# TASK TO CARRY OUT
Check which lines of the entries that follow hold "type", then give the number of those lines and nothing more.

# DATA SHOWN
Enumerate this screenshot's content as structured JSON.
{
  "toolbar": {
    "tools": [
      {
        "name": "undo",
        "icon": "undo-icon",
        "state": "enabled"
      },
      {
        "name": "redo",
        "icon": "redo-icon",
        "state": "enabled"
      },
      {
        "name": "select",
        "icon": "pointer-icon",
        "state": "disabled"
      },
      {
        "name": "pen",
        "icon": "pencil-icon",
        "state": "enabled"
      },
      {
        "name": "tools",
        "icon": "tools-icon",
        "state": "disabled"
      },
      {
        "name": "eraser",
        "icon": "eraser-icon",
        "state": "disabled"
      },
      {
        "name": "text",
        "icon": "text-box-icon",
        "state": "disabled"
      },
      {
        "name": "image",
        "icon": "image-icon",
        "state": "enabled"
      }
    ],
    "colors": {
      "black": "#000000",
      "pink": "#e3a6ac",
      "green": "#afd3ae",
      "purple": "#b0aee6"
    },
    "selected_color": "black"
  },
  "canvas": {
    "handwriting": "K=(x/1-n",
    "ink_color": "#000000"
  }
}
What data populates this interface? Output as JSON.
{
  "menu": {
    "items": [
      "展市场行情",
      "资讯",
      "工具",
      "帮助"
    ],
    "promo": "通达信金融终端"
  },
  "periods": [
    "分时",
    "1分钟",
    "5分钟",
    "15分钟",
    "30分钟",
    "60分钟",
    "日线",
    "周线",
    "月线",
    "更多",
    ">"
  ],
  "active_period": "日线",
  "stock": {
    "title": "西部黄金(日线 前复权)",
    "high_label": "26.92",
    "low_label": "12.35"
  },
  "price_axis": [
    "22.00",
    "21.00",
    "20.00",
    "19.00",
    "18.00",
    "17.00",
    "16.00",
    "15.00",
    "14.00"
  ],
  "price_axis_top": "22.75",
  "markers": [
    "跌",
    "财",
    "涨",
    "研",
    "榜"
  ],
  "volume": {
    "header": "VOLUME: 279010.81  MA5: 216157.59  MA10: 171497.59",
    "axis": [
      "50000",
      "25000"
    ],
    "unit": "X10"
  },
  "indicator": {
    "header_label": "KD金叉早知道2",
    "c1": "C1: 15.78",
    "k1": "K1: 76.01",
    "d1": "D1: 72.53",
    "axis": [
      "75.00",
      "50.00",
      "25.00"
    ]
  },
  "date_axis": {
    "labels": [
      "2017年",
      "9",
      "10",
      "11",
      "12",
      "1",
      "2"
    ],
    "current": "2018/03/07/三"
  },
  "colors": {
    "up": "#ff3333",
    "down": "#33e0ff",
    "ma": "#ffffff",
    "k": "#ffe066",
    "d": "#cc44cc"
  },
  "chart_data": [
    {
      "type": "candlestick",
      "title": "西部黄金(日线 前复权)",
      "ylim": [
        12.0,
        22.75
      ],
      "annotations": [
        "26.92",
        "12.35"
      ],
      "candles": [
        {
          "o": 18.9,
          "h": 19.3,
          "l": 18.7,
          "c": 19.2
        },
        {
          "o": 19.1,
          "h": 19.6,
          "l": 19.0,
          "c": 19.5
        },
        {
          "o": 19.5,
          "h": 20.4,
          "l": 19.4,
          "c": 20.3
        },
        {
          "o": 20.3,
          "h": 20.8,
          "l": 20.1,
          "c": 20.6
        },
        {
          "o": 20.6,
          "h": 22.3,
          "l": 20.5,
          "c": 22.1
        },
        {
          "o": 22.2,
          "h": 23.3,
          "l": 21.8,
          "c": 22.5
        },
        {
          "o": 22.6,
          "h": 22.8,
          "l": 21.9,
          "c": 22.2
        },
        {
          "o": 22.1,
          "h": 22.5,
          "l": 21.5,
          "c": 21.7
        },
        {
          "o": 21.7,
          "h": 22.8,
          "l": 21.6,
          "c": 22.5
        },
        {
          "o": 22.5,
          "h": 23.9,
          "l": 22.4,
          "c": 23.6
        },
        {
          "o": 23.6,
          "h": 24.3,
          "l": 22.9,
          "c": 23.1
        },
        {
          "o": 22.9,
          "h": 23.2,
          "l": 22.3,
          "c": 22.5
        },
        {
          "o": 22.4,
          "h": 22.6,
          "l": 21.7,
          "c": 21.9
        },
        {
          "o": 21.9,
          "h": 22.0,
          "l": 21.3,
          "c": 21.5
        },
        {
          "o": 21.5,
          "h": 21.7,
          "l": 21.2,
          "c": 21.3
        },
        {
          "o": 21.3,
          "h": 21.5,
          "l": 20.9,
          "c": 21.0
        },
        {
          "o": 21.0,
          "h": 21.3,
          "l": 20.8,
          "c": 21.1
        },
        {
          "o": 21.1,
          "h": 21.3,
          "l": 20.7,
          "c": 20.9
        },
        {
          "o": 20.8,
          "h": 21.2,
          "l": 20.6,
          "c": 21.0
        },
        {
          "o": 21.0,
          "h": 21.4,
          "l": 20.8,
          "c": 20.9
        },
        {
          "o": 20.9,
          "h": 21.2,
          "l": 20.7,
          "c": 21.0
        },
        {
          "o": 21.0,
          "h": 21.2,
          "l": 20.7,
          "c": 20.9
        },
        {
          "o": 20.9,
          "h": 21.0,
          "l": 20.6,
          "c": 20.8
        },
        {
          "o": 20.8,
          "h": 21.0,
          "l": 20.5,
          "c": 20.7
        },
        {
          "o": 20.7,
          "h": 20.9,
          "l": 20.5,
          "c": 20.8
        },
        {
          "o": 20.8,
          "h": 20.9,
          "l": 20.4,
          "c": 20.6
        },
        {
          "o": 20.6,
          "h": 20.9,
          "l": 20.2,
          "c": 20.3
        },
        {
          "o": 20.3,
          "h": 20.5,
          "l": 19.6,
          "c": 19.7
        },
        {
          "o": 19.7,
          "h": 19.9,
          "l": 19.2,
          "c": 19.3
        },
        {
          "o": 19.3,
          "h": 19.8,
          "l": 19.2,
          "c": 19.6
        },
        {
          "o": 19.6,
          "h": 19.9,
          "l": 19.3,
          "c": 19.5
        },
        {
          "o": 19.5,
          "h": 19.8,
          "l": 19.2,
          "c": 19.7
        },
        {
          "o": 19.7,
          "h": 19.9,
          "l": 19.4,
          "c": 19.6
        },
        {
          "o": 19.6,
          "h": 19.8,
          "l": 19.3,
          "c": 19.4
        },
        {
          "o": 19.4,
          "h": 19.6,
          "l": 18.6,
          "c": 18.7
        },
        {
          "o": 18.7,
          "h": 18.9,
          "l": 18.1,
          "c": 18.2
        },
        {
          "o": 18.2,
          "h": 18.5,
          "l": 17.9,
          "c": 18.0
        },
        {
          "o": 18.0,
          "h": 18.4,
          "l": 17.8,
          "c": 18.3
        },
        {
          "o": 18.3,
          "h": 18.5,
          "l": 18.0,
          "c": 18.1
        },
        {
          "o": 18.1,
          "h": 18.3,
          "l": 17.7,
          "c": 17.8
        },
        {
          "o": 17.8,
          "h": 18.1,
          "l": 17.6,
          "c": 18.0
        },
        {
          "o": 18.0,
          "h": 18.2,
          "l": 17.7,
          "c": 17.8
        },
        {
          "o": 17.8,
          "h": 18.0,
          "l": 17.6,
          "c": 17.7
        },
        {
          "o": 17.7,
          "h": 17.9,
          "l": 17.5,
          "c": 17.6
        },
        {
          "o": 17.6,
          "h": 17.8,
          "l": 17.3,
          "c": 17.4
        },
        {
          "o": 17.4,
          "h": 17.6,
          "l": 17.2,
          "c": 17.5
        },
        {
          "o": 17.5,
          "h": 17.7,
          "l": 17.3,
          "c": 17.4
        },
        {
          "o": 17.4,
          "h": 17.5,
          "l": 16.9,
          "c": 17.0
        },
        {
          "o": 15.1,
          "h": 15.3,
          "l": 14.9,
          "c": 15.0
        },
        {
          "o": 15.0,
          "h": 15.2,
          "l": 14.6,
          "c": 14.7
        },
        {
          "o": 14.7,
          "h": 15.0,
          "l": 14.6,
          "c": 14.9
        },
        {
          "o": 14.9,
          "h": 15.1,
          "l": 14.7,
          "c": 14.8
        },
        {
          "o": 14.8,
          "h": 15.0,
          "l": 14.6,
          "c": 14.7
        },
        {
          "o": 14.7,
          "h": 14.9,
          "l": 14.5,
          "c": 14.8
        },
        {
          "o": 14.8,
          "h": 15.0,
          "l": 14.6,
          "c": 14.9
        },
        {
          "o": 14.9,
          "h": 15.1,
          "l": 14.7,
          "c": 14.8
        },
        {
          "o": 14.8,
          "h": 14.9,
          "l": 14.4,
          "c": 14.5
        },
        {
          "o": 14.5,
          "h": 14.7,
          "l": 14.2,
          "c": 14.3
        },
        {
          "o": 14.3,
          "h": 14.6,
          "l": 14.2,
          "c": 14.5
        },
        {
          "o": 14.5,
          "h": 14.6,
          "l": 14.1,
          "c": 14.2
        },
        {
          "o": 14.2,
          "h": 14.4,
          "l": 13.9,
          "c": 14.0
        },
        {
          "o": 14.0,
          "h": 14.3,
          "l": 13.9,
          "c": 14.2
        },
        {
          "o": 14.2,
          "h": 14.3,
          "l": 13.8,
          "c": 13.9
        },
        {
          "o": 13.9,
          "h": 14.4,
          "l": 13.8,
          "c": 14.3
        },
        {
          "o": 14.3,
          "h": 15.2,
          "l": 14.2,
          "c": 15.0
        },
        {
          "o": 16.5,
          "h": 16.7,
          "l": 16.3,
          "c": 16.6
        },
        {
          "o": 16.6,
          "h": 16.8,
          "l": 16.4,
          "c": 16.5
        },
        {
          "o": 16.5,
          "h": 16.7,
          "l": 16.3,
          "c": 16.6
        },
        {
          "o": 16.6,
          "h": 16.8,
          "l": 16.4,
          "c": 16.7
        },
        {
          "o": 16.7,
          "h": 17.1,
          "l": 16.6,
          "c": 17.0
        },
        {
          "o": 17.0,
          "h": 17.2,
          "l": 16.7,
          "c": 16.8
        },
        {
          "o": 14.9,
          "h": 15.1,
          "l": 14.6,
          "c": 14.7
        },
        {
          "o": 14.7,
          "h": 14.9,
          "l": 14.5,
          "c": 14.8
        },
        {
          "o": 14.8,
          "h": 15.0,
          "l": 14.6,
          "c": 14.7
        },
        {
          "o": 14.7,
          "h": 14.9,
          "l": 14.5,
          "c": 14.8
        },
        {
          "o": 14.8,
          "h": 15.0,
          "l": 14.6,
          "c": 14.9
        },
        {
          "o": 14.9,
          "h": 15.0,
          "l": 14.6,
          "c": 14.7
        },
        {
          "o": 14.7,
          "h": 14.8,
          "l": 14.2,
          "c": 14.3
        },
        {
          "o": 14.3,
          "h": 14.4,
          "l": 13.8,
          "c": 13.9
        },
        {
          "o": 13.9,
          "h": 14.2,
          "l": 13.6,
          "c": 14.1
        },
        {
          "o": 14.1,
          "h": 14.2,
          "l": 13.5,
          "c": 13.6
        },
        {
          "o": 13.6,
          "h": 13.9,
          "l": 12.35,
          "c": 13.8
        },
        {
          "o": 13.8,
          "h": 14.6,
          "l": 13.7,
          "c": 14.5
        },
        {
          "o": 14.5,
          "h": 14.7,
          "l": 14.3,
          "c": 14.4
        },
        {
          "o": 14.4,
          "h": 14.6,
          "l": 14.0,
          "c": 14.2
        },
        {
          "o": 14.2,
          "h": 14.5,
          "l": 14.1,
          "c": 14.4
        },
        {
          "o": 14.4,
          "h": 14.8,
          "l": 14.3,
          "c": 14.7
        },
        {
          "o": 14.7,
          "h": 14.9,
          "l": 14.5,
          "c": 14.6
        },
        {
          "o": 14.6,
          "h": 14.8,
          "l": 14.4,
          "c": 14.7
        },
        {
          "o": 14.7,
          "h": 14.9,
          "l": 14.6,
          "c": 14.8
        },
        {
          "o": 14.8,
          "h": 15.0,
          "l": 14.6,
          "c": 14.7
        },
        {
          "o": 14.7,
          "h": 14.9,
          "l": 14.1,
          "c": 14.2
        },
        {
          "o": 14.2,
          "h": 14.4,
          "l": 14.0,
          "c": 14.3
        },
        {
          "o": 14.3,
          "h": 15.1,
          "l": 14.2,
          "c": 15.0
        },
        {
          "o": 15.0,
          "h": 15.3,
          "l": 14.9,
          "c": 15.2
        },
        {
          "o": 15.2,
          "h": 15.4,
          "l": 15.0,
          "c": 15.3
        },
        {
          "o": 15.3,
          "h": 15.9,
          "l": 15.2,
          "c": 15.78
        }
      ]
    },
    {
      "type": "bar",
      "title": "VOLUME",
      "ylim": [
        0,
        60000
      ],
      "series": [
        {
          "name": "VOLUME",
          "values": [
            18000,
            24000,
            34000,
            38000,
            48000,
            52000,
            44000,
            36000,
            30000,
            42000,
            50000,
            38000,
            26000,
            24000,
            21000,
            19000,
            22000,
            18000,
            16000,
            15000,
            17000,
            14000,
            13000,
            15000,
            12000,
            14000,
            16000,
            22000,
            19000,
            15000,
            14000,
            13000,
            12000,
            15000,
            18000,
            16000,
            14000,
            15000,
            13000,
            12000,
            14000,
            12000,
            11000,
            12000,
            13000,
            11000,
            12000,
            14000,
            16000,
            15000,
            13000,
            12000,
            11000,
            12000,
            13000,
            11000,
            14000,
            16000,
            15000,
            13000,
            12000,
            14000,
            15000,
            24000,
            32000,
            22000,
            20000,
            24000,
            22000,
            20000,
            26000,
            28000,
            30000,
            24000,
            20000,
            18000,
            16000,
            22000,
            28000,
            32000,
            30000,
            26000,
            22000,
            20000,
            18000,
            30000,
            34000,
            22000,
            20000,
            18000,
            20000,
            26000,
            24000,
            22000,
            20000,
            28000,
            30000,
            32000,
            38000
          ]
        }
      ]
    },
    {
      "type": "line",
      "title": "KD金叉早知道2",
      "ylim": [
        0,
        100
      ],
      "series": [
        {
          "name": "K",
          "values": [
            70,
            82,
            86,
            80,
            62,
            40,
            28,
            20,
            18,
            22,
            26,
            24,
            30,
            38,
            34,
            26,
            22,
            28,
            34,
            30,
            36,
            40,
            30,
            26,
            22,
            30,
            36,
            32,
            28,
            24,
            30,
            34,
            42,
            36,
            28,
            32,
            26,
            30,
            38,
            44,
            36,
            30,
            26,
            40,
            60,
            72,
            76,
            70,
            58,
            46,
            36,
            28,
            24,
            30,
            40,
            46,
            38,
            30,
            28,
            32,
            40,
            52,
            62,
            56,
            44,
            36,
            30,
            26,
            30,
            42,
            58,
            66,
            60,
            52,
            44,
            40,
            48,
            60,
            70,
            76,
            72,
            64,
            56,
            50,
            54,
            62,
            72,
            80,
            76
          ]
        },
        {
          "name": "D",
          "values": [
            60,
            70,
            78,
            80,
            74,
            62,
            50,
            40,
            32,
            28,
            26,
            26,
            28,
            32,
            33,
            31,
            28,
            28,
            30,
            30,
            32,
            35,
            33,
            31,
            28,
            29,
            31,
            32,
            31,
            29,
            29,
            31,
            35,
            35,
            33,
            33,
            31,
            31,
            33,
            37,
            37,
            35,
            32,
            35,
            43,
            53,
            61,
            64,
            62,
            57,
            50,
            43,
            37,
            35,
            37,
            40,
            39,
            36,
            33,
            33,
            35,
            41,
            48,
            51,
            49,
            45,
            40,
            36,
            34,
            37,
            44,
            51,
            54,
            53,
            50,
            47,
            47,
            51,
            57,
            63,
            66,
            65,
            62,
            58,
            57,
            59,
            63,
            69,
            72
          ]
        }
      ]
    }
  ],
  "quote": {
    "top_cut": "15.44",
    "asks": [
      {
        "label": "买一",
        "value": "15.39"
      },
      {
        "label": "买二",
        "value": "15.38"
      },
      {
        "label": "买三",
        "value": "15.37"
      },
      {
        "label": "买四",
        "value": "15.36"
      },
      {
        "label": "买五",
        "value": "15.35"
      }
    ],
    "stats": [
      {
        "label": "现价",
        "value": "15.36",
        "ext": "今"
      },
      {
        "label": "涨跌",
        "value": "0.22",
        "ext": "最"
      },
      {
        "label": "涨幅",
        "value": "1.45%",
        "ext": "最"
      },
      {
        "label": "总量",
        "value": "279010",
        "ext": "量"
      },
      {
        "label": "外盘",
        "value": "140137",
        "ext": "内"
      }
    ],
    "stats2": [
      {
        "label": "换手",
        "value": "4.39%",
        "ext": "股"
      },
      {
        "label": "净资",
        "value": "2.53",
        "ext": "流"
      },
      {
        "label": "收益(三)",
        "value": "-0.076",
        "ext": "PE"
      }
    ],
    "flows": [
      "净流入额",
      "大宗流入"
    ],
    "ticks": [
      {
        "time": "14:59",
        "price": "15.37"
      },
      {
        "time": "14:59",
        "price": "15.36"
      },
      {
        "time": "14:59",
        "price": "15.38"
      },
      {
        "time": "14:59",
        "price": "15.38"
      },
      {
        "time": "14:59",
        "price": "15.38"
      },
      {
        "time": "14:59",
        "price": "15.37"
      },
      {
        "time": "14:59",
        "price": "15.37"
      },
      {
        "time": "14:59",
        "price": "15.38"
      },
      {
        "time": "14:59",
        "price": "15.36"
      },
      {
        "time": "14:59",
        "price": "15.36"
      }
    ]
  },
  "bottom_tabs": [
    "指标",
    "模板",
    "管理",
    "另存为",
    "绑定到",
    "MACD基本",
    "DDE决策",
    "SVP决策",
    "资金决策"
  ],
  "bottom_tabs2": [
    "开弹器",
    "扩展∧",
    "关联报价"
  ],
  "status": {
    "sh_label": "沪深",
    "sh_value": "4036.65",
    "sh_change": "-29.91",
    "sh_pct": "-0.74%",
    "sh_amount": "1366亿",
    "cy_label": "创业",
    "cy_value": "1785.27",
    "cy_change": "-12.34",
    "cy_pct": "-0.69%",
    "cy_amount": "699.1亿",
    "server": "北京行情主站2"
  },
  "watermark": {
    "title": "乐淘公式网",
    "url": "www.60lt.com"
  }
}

# WRITTEN RESPONSE
3